shown in Fig. 6. Conventional interferometry had failed to measure the bottom of the hole due to high aspect ratio; in contrast, the result with the proposed method is shown in Fig. 9. It shows successful height measurement for both top and bottom of the TSVs a consistent measurement result with the SEM shown in Fig. 6.
Usually a small aperture creates attenuation in spatial resolution. There exists a tradeoff between spatial resolution and depth measurement. For the optimal condition for both height measurement and spatial resolution, proper aperture depending on the aspect ratio should be selected. Experiments using various apertures were performed and the result is shown in Table 1. Table 1 is drawn in Fig. 10. The largest aperture achieving required visibility (> 0.2) gives the best performance for both height measurement and spatial resolution. Proper aperture depending on the aspect ratio is marked in Fig. 10 with the red line. For example, measurement of the TSVs with an aspect ratio of 4.1 can be measured without aperture because the required visibility can be accomplished without an aperture; on the contrary, for measurement of the TSVs with an aspect ratio of 11.2, the aperture smaller than 800 ㎛ should be instrumented for accomplishing required visibility.
Table 2 shows corresponding result matching between SEM and proposed interferometry.
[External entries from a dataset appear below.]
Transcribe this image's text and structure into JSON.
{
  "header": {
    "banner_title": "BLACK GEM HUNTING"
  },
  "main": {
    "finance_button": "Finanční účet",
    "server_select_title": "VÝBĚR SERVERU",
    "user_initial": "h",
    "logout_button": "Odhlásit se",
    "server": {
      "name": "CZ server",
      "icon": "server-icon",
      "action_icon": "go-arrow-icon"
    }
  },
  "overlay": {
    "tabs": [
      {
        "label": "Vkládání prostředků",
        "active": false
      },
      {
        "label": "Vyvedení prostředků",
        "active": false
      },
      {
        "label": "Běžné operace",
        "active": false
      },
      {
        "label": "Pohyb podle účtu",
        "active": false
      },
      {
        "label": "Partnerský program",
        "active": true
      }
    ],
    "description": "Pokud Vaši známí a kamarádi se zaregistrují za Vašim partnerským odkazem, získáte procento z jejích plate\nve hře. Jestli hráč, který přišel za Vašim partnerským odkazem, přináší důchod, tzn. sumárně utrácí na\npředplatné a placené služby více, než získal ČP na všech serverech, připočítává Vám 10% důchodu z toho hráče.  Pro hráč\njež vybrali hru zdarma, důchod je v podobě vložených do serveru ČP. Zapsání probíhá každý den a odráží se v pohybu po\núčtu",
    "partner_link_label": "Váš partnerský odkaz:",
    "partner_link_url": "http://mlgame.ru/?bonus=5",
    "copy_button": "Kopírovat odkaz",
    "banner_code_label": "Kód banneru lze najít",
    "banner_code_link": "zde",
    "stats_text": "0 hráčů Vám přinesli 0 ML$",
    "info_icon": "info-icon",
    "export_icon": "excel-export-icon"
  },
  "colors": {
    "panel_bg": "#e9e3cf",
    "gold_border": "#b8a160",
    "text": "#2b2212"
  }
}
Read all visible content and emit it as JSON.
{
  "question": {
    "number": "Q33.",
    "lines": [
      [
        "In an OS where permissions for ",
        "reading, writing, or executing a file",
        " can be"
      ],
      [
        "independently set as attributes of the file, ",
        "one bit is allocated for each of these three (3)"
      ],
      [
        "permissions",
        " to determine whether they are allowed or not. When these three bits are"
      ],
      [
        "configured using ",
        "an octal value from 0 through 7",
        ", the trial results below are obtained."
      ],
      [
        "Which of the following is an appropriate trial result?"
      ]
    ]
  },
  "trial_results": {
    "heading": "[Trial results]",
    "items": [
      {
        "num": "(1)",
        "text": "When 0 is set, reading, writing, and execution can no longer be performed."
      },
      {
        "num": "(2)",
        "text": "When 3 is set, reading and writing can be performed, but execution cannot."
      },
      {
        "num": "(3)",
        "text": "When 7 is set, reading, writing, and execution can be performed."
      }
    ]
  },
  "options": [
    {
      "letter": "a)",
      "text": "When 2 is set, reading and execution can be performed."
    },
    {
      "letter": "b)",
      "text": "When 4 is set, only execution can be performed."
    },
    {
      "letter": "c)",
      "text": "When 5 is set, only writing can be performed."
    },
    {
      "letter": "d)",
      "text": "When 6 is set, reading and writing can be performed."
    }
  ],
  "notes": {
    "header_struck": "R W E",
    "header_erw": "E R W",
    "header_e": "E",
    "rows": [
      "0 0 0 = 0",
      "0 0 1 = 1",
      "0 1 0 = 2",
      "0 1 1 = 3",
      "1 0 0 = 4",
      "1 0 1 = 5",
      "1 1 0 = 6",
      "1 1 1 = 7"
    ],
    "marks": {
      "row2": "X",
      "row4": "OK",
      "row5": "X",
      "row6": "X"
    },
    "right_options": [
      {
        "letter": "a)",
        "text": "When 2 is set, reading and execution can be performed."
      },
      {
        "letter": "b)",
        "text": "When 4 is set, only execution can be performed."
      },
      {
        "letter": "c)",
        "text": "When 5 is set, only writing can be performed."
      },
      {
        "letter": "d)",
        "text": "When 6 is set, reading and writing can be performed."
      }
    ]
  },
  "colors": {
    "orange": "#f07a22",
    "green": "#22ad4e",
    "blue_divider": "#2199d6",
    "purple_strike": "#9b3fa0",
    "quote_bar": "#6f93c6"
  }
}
Using proposed optics the depths of the TSVs having aspect ratio ranging from 3.8 to 11.2 were measured successfully (Diameter: 4.27 ㎛ / Depth: 47.9 ㎛). Table 2 shows the comparison of SEM and measured depth value. It shows a consistent measurement
[TABLE 1.] Experimental result of visibility change with respect to the size of aperture stop
Experimental result of visibility change with respect to the size of aperture stop
[TABLE 2.] Measurement result comparison between SEM and interferometry (Depth in ㎛)
Measurement result comparison between SEM and interferometry (Depth in ㎛)
result with the SEM when the aspect ratio is smaller than 11.2. When the aspect ratio is higher than 13, correct measurement result is not guaranteed; it shows the limitation of the proposed method. The limitation occurs when the aspect ratio is higher than 13 because required visibility can no longer be accomplished using proposed optics. 3-D surface measured using the proposed optics is shown in Fig. 11.
The fabrication of TSVs is essential to electrically connect vertically stacked wafers for the 3D semiconductor packaging process. However, the inspection of the TSVs is not an easy task because they have fine and deep holes. Conventional optical methods cannot be used to determine the depth of the TSVs due to the diffraction effect at the edge and stray light in the fine holes. In this paper, for precise depth measurement of the TSVs at high speed, the low numerical aperture technique was proposed and demonstrated.
A novel interference theory which takes the structural reflection attenuation into consideration was proposed and simulated. As a result of simulation, we have come to the conclusion that adopting a proper aperture stop would give an enhanced result for the TSVs. By using a proposed low numerical aperture interferometry, it was possible to obtain the depths and profiles of the TSVs in 5 seconds. With the repeated meadiameter of 4.27surements, the result of the TSVs was a ㎛ and a depth of 47.9 ㎛, and a standard deviation of 0.1 um(3σ). To evaluate the accuracy of the measurement, we made the TSVs samples which have an aspect ratio from 3.75 to 16.9. The measured result showed consistency of 90% between SEM and interferometry data. It is expected that this technique will be used for metrological tools for development of the 3-D semiconductor packaging process as well as in other areas that require the depth measurement of holes with a high aspect ratio.